» **PROMPT**
Search the records for lines with the word "subtitle" and copy each match.

» **MATERIAL PROVIDED**

=======

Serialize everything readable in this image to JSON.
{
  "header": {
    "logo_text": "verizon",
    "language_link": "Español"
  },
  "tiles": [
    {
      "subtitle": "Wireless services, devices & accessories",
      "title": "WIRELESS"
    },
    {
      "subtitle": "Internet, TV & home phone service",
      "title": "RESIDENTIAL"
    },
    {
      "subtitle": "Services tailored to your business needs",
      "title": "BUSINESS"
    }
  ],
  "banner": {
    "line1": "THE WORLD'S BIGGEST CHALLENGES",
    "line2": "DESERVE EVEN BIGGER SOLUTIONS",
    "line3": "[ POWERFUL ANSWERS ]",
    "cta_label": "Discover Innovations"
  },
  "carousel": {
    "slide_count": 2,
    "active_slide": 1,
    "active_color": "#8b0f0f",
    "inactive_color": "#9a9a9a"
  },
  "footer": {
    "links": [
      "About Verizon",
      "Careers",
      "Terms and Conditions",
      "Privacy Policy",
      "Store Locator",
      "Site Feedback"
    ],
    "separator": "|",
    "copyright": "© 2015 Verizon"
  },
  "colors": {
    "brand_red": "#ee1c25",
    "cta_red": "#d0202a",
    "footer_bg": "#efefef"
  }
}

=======

» **WRITTEN RESPONSE**
      "subtitle": "Wireless services, devices & accessories",
      "subtitle": "Internet, TV & home phone service",
      "subtitle": "Services tailored to your business needs",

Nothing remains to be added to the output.